This film seems to go for a more Apocalypse Now style of storytelling. It takes more artistic liberties to examine the psychology of the characters. The film also has a look at the effects of colonialism on native tribes.
From Turkey comes a dark tale of the need for independence in a world of religious fundamentalism.
After an innocent fling with some boys on a beach escalates into scandal, 5 orphan girls are imprisoned by their religious fundamentalist guardians determined to force them into arranged marriages. All of these sisters have a need for freedom and find ways to get around their oppressive existence. At the centre of the film is their attempts to escape their religious fundamentalist parents.
- SON OF SAUL
For his directorial debut, Poland’s Laszlo Nemes shows a heartbreaking fight for humanity in a world with none.
Saul is a prisoner in Auschwitz, who works the job of disposing of corpses in a gas chamber. When one child survives only to die a few minute later, Saul decides to give the kid a proper burial
From Jordan is a coming of age tale of a boy growing up in the wake of World War One.

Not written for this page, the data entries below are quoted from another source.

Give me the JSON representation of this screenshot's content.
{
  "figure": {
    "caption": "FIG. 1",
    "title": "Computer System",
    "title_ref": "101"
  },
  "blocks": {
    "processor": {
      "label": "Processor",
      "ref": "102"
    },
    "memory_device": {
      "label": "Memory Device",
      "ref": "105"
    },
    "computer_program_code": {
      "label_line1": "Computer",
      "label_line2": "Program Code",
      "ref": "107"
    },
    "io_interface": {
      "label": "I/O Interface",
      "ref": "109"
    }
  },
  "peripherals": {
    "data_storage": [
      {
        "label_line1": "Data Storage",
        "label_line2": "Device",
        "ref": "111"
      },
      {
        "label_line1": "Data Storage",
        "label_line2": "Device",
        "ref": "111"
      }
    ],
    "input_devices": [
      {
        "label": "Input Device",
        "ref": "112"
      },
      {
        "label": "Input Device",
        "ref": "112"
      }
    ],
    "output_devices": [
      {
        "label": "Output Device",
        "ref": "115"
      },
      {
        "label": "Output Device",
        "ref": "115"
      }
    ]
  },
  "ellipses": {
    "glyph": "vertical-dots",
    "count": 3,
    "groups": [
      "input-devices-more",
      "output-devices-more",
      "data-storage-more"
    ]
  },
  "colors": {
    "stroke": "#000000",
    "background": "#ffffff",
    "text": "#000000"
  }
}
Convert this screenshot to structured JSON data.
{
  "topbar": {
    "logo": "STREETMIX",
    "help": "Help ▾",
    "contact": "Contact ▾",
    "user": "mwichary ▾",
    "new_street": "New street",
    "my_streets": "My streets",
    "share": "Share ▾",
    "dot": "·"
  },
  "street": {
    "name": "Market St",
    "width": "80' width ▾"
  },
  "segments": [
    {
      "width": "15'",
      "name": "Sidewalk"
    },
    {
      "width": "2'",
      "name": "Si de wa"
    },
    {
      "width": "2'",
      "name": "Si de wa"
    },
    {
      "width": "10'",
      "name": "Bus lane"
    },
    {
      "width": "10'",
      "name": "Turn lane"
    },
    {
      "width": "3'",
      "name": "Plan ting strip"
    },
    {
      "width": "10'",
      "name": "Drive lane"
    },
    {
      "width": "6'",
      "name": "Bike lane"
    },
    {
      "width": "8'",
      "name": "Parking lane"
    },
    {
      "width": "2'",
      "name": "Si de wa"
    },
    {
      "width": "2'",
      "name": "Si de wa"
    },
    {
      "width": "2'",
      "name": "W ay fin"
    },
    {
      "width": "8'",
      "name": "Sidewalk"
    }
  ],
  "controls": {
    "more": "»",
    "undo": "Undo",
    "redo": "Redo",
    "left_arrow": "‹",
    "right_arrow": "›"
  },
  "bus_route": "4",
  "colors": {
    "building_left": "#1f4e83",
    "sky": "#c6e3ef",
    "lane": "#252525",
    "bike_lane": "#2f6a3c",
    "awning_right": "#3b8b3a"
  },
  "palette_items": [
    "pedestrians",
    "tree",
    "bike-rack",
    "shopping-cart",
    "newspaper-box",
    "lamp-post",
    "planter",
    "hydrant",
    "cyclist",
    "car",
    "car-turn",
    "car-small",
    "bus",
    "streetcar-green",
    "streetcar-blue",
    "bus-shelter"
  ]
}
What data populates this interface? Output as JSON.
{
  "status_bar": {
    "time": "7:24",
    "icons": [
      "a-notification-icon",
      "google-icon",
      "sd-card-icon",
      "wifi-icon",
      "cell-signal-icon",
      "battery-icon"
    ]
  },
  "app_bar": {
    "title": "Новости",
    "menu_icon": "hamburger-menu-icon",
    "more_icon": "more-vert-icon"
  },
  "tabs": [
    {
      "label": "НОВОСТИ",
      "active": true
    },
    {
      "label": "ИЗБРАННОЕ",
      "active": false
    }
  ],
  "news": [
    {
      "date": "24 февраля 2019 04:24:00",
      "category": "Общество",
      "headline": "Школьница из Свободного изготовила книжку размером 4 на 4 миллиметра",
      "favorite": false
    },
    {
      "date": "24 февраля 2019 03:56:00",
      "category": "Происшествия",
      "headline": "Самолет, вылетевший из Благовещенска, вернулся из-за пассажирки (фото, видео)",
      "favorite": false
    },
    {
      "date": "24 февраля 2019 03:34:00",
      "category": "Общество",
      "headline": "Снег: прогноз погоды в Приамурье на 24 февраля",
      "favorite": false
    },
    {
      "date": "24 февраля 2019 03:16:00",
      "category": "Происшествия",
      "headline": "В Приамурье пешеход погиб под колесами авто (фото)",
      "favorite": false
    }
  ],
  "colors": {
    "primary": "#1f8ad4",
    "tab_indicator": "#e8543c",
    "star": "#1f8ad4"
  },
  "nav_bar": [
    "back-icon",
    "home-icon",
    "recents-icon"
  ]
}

Set in 1916 Wadi Rum desert, Theeb (Jacir Eid Al-Hwietat) is an orphan boy descended from a family of pilgrim guides. He survives in the desert thanks to his older brother Hussein (Hussein Salameh Al-Sweihiyeen). One night, they encounter Edward (Jack Fox), an English officer and his Arab guide Marji. They hire Hussein to guide them across the pilgrim trail to a well close to the ottoman track. Despite objections, Theeb follows them.
At first, the mischevious Theeb tries to find out what’s in Edward’s box. But when they come under threat of raiders, Theeb’s forced to grow up too early in order to survive.
- A WAR
From Denmark comes a tale of a soldiers battles in Afghanistan and his family’s journey at home. When Claus M. Pedersen returns from the battlefield, he finds himself on trial for war crimes. Is he guilty of said crime? Did he have no choice?
The film also focuses on his wife’s struggles keeping her family together. She’s especially challenged when Claus’ on trial.
Who Will Win?
It’s Son of Saul.
If there’s anything the academy loves, it’s a holocaust movie. By that, I mean a really good Holocaust movie. There’s a reason they didn’t give any awards to Jacob the Liar and The Boy in the Stripped Pajamas. It still has to deliver on the goods.
And for a directorial debut from Laszlo Nemes delivers big time on goods, not only is it getting critical appraisal and is the surefire favorite for this category, but it also one the Cannes Film Festival Grand Prix; the most highly regarded movie award ever.